(Interface dataset entries)
★ ★ ★ ★ ★
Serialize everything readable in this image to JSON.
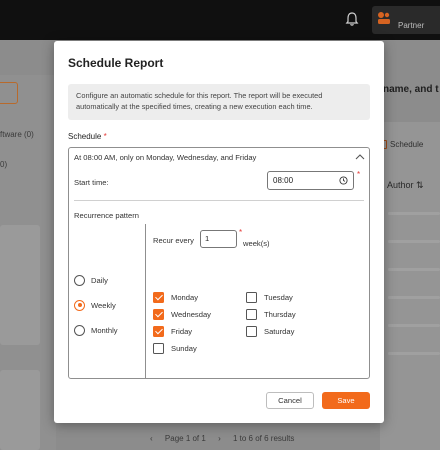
{
  "topbar": {
    "partner_label": "Partner"
  },
  "background": {
    "left_item_1": "ftware (0)",
    "left_item_2": "0)",
    "right_title": "name, and t",
    "schedule_link": "Schedule",
    "author_header": "Author",
    "sort_glyph": "⇅",
    "pager": {
      "prev": "‹",
      "page_label": "Page 1 of 1",
      "next": "›",
      "results": "1 to 6 of 6 results"
    }
  },
  "modal": {
    "title": "Schedule Report",
    "info_text": "Configure an automatic schedule for this report. The report will be executed automatically at the specified times, creating a new execution each time.",
    "schedule_label": "Schedule",
    "required_mark": "*",
    "summary": "At 08:00 AM, only on Monday, Wednesday, and Friday",
    "start_time_label": "Start time:",
    "start_time_value": "08:00",
    "recurrence_label": "Recurrence pattern",
    "patterns": [
      {
        "label": "Daily",
        "checked": false
      },
      {
        "label": "Weekly",
        "checked": true
      },
      {
        "label": "Monthly",
        "checked": false
      }
    ],
    "recur_every_label": "Recur every",
    "recur_every_value": "1",
    "recur_unit": "week(s)",
    "days": [
      {
        "label": "Monday",
        "checked": true
      },
      {
        "label": "Wednesday",
        "checked": true
      },
      {
        "label": "Friday",
        "checked": true
      },
      {
        "label": "Sunday",
        "checked": false
      },
      {
        "label": "Tuesday",
        "checked": false
      },
      {
        "label": "Thursday",
        "checked": false
      },
      {
        "label": "Saturday",
        "checked": false
      }
    ],
    "cancel_label": "Cancel",
    "save_label": "Save"
  },
  "colors": {
    "accent": "#f26a1b",
    "required": "#e53935",
    "overlay": "#8c8c8c"
  },
  "icons": [
    "bell-icon",
    "partner-logo-icon",
    "chevron-up-icon",
    "clock-icon",
    "schedule-icon"
  ]
}
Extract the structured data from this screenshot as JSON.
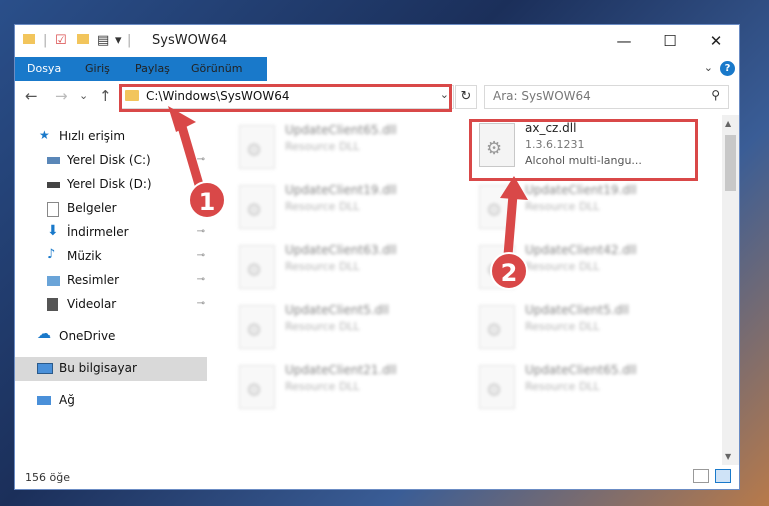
{
  "window": {
    "title": "SysWOW64",
    "quick_access_dropdown": "▾",
    "controls": {
      "minimize": "—",
      "maximize": "☐",
      "close": "✕"
    }
  },
  "ribbon": {
    "tabs": [
      {
        "label": "Dosya"
      },
      {
        "label": "Giriş"
      },
      {
        "label": "Paylaş"
      },
      {
        "label": "Görünüm"
      }
    ],
    "help": "?",
    "expand": "⌄"
  },
  "navigation": {
    "back": "←",
    "forward": "→",
    "recent": "⌄",
    "up": "↑",
    "address": "C:\\Windows\\SysWOW64",
    "address_dropdown": "⌄",
    "refresh": "↻",
    "search_placeholder": "Ara: SysWOW64",
    "search_icon": "⚲"
  },
  "sidebar": {
    "items": [
      {
        "label": "Hızlı erişim",
        "icon": "star-icon",
        "pinned": false
      },
      {
        "label": "Yerel Disk (C:)",
        "icon": "drive-icon",
        "pinned": true
      },
      {
        "label": "Yerel Disk (D:)",
        "icon": "drive-icon",
        "pinned": true
      },
      {
        "label": "Belgeler",
        "icon": "documents-icon",
        "pinned": true
      },
      {
        "label": "İndirmeler",
        "icon": "download-icon",
        "pinned": true
      },
      {
        "label": "Müzik",
        "icon": "music-icon",
        "pinned": true
      },
      {
        "label": "Resimler",
        "icon": "pictures-icon",
        "pinned": true
      },
      {
        "label": "Videolar",
        "icon": "video-icon",
        "pinned": true
      },
      {
        "label": "OneDrive",
        "icon": "cloud-icon",
        "pinned": false
      },
      {
        "label": "Bu bilgisayar",
        "icon": "computer-icon",
        "pinned": false,
        "selected": true
      },
      {
        "label": "Ağ",
        "icon": "network-icon",
        "pinned": false
      }
    ],
    "pin_glyph": "📌"
  },
  "files": [
    {
      "name": "UpdateClient65.dll",
      "type": "Resource DLL",
      "blurred": true
    },
    {
      "name": "ax_cz.dll",
      "version": "1.3.6.1231",
      "description": "Alcohol multi-langu...",
      "blurred": false,
      "highlighted": true
    },
    {
      "name": "UpdateClient19.dll",
      "type": "Resource DLL",
      "blurred": true
    },
    {
      "name": "UpdateClient19.dll",
      "type": "Resource DLL",
      "blurred": true
    },
    {
      "name": "UpdateClient63.dll",
      "type": "Resource DLL",
      "blurred": true
    },
    {
      "name": "UpdateClient42.dll",
      "type": "Resource DLL",
      "blurred": true
    },
    {
      "name": "UpdateClient5.dll",
      "type": "Resource DLL",
      "blurred": true
    },
    {
      "name": "UpdateClient5.dll",
      "type": "Resource DLL",
      "blurred": true
    },
    {
      "name": "UpdateClient21.dll",
      "type": "Resource DLL",
      "blurred": true
    },
    {
      "name": "UpdateClient65.dll",
      "type": "Resource DLL",
      "blurred": true
    }
  ],
  "status": {
    "count": "156 öğe"
  },
  "annotations": [
    {
      "number": "1"
    },
    {
      "number": "2"
    }
  ],
  "colors": {
    "accent": "#1979ca",
    "highlight": "#d94848",
    "folder": "#f2c55c"
  }
}
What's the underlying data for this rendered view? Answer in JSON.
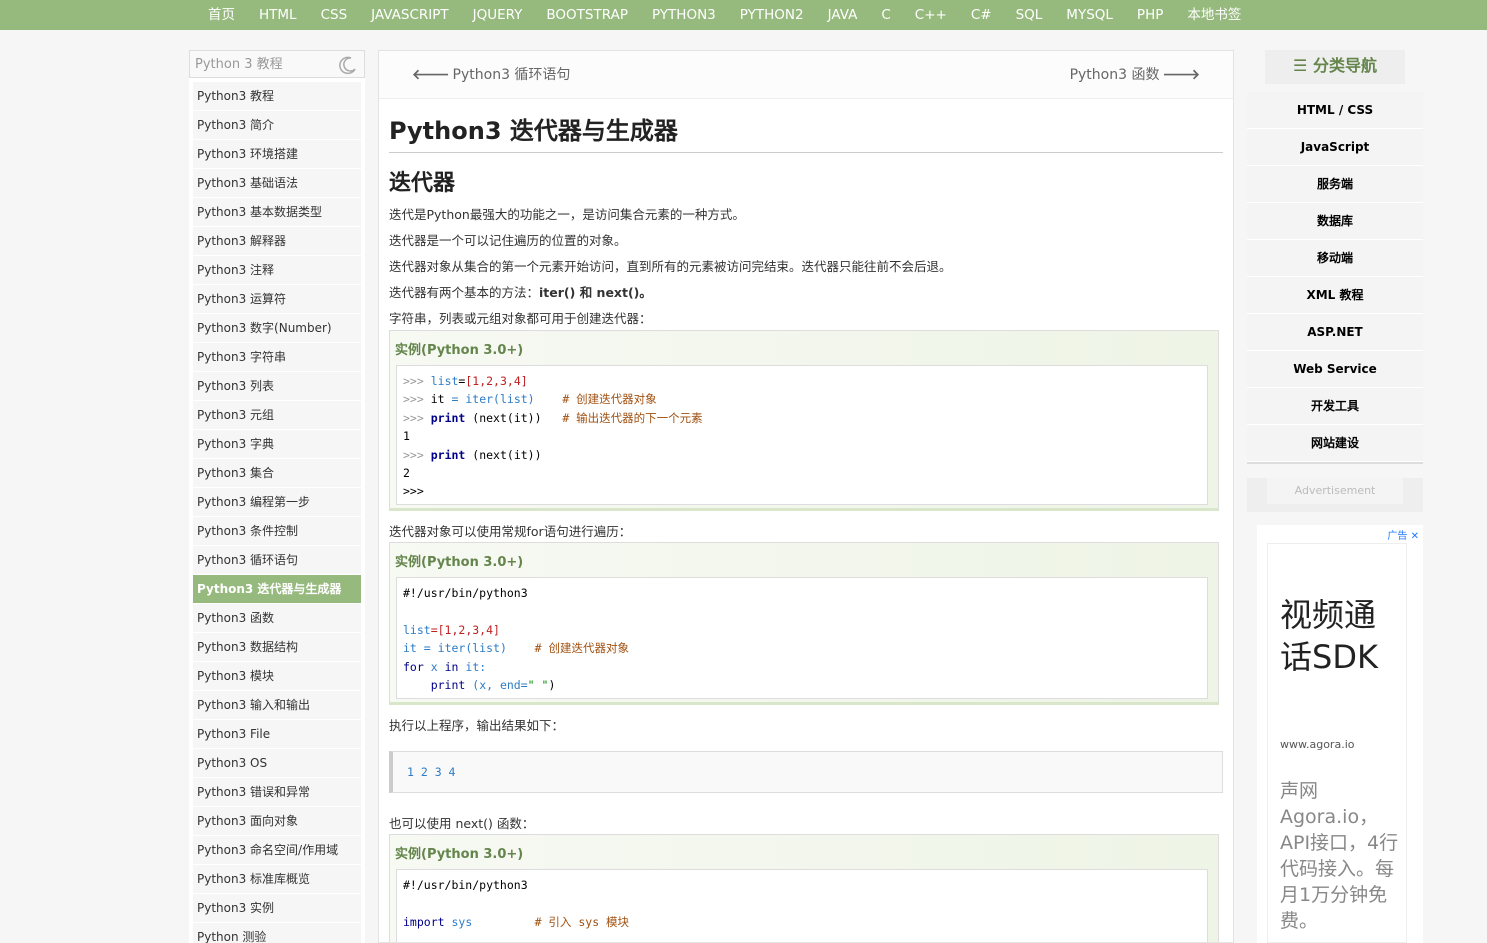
{
  "topnav": [
    "首页",
    "HTML",
    "CSS",
    "JAVASCRIPT",
    "JQUERY",
    "BOOTSTRAP",
    "PYTHON3",
    "PYTHON2",
    "JAVA",
    "C",
    "C++",
    "C#",
    "SQL",
    "MYSQL",
    "PHP",
    "本地书签"
  ],
  "sidebar": {
    "title": "Python 3 教程",
    "items": [
      "Python3 教程",
      "Python3 简介",
      "Python3 环境搭建",
      "Python3 基础语法",
      "Python3 基本数据类型",
      "Python3 解释器",
      "Python3 注释",
      "Python3 运算符",
      "Python3 数字(Number)",
      "Python3 字符串",
      "Python3 列表",
      "Python3 元组",
      "Python3 字典",
      "Python3 集合",
      "Python3 编程第一步",
      "Python3 条件控制",
      "Python3 循环语句",
      "Python3 迭代器与生成器",
      "Python3 函数",
      "Python3 数据结构",
      "Python3 模块",
      "Python3 输入和输出",
      "Python3 File",
      "Python3 OS",
      "Python3 错误和异常",
      "Python3 面向对象",
      "Python3 命名空间/作用域",
      "Python3 标准库概览",
      "Python3 实例",
      "Python 测验"
    ],
    "active_index": 17
  },
  "main": {
    "prev": "Python3 循环语句",
    "next": "Python3 函数",
    "title": "Python3 迭代器与生成器",
    "section": "迭代器",
    "p1": "迭代是Python最强大的功能之一，是访问集合元素的一种方式。",
    "p2": "迭代器是一个可以记住遍历的位置的对象。",
    "p3": "迭代器对象从集合的第一个元素开始访问，直到所有的元素被访问完结束。迭代器只能往前不会后退。",
    "p4_prefix": "迭代器有两个基本的方法：",
    "p4_bold": "iter() 和 next()。",
    "p5": "字符串，列表或元组对象都可用于创建迭代器：",
    "example_label": "实例(Python 3.0+)",
    "p6": "迭代器对象可以使用常规for语句进行遍历：",
    "p7": "执行以上程序，输出结果如下：",
    "output": "1 2 3 4",
    "p8": "也可以使用 next() 函数："
  },
  "code1": {
    "prompt": ">>>",
    "l1_var": "list",
    "l1_eq": "=",
    "l1_list": "[1,2,3,4]",
    "l2_it": "it",
    "l2_rest": "= iter(list)",
    "l2_cm": "# 创建迭代器对象",
    "l3_kw": "print",
    "l3_rest": "(next(it))",
    "l3_cm": "# 输出迭代器的下一个元素",
    "out1": "1",
    "l5_kw": "print",
    "l5_rest": "(next(it))",
    "out2": "2"
  },
  "code2": {
    "shebang": "#!/usr/bin/python3",
    "l2_var": "list",
    "l2_list": "=[1,2,3,4]",
    "l3_it": "it",
    "l3_rest": "= iter(list)",
    "l3_cm": "# 创建迭代器对象",
    "l4_for": "for",
    "l4_x": "x",
    "l4_in": "in",
    "l4_it": "it:",
    "l5_print": "print",
    "l5_args": "(x, end=",
    "l5_str": "\" \"",
    "l5_close": ")"
  },
  "code3": {
    "shebang": "#!/usr/bin/python3",
    "l2_import": "import",
    "l2_sys": "sys",
    "l2_cm": "# 引入 sys 模块"
  },
  "rside": {
    "nav_title": "分类导航",
    "nav_items": [
      "HTML / CSS",
      "JavaScript",
      "服务端",
      "数据库",
      "移动端",
      "XML 教程",
      "ASP.NET",
      "Web Service",
      "开发工具",
      "网站建设"
    ],
    "adv_label": "Advertisement",
    "ad_badge": "广告",
    "ad_close": "✕",
    "ad_title": "视频通话SDK",
    "ad_url": "www.agora.io",
    "ad_desc": "声网Agora.io，API接口，4行代码接入。每月1万分钟免费。"
  }
}
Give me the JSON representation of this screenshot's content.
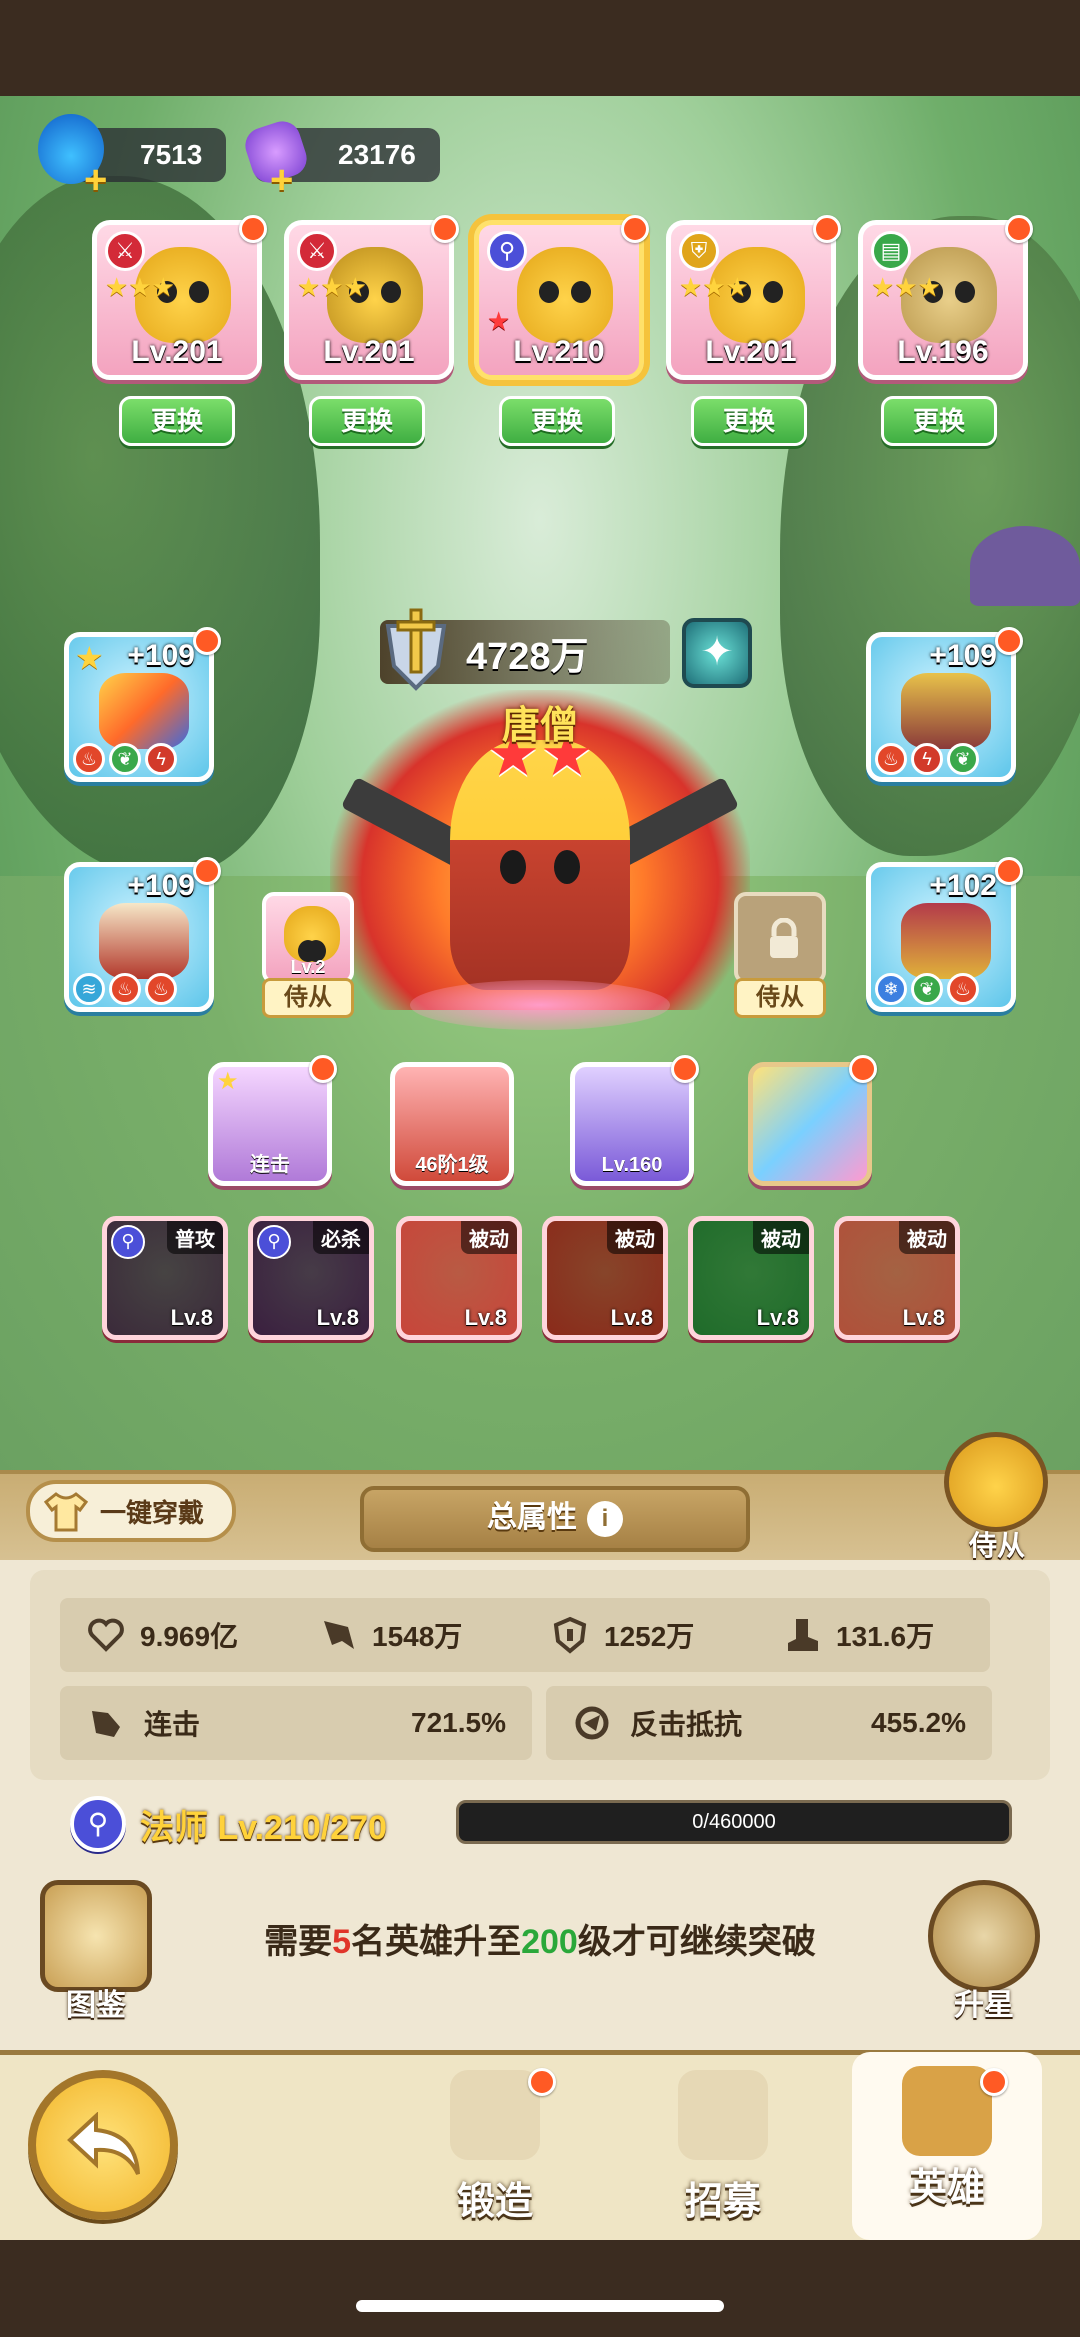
{
  "currencies": [
    {
      "icon": "blue-flame-icon",
      "value": "7513"
    },
    {
      "icon": "purple-crystal-icon",
      "value": "23176"
    }
  ],
  "team": [
    {
      "level": "Lv.201",
      "class_icon": "sword-icon",
      "stars": "★★★",
      "star_color": "gold",
      "swap_label": "更换"
    },
    {
      "level": "Lv.201",
      "class_icon": "sword-icon",
      "stars": "★★★",
      "star_color": "gold",
      "swap_label": "更换"
    },
    {
      "level": "Lv.210",
      "class_icon": "staff-icon",
      "stars": "★",
      "star_color": "red",
      "swap_label": "更换",
      "selected": true
    },
    {
      "level": "Lv.201",
      "class_icon": "shield-icon",
      "stars": "★★★",
      "star_color": "gold",
      "swap_label": "更换"
    },
    {
      "level": "Lv.196",
      "class_icon": "book-icon",
      "stars": "★★★",
      "star_color": "gold",
      "swap_label": "更换"
    }
  ],
  "hero": {
    "power": "4728万",
    "name": "唐僧"
  },
  "equipment": {
    "left": [
      {
        "plus": "+109",
        "gems": [
          "fire",
          "leaf",
          "bolt"
        ]
      },
      {
        "plus": "+109",
        "gems": [
          "wind",
          "fire",
          "fire"
        ]
      }
    ],
    "right": [
      {
        "plus": "+109",
        "gems": [
          "fire",
          "bolt",
          "leaf"
        ]
      },
      {
        "plus": "+102",
        "gems": [
          "ice",
          "leaf",
          "fire"
        ]
      }
    ]
  },
  "followers": {
    "left": {
      "level": "Lv.2",
      "label": "侍从"
    },
    "right": {
      "label": "侍从",
      "locked": true
    }
  },
  "items": [
    {
      "label": "连击"
    },
    {
      "label": "46阶1级"
    },
    {
      "label": "Lv.160"
    },
    {
      "label": ""
    }
  ],
  "skills": [
    {
      "tag": "普攻",
      "level": "Lv.8",
      "color": "#3b2a3a"
    },
    {
      "tag": "必杀",
      "level": "Lv.8",
      "color": "#3a1f3f"
    },
    {
      "tag": "被动",
      "level": "Lv.8",
      "color": "#c8453a"
    },
    {
      "tag": "被动",
      "level": "Lv.8",
      "color": "#8a2a1a"
    },
    {
      "tag": "被动",
      "level": "Lv.8",
      "color": "#1f6b2a"
    },
    {
      "tag": "被动",
      "level": "Lv.8",
      "color": "#b0503a"
    }
  ],
  "panel": {
    "one_click": "一键穿戴",
    "total_attr": "总属性",
    "follower_button": "侍从",
    "stats": [
      {
        "icon": "heart-icon",
        "value": "9.969亿"
      },
      {
        "icon": "attack-icon",
        "value": "1548万"
      },
      {
        "icon": "defense-icon",
        "value": "1252万"
      },
      {
        "icon": "speed-icon",
        "value": "131.6万"
      }
    ],
    "extra_stats": [
      {
        "icon": "combo-icon",
        "label": "连击",
        "value": "721.5%"
      },
      {
        "icon": "counter-resist-icon",
        "label": "反击抵抗",
        "value": "455.2%"
      }
    ],
    "class_label": "法师 Lv.210/270",
    "exp_text": "0/460000",
    "exp_progress": 0,
    "breakthrough_pre": "需要",
    "breakthrough_n1": "5",
    "breakthrough_mid": "名英雄升至",
    "breakthrough_n2": "200",
    "breakthrough_post": "级才可继续突破",
    "codex_label": "图鉴",
    "star_up_label": "升星"
  },
  "nav": {
    "forge": "锻造",
    "recruit": "招募",
    "hero": "英雄"
  }
}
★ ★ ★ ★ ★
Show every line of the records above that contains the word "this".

TASK RESULT
Serialize everything readable in this image to JSON.
    "info_text": "Configure an automatic schedule for this report. The report will be executed automatically at the specified times, creating a new execution each time.",
Extract the structured data from this screenshot as JSON.
What's the underlying data for this rendered view? Answer in JSON.
Give me the JSON representation of this screenshot's content.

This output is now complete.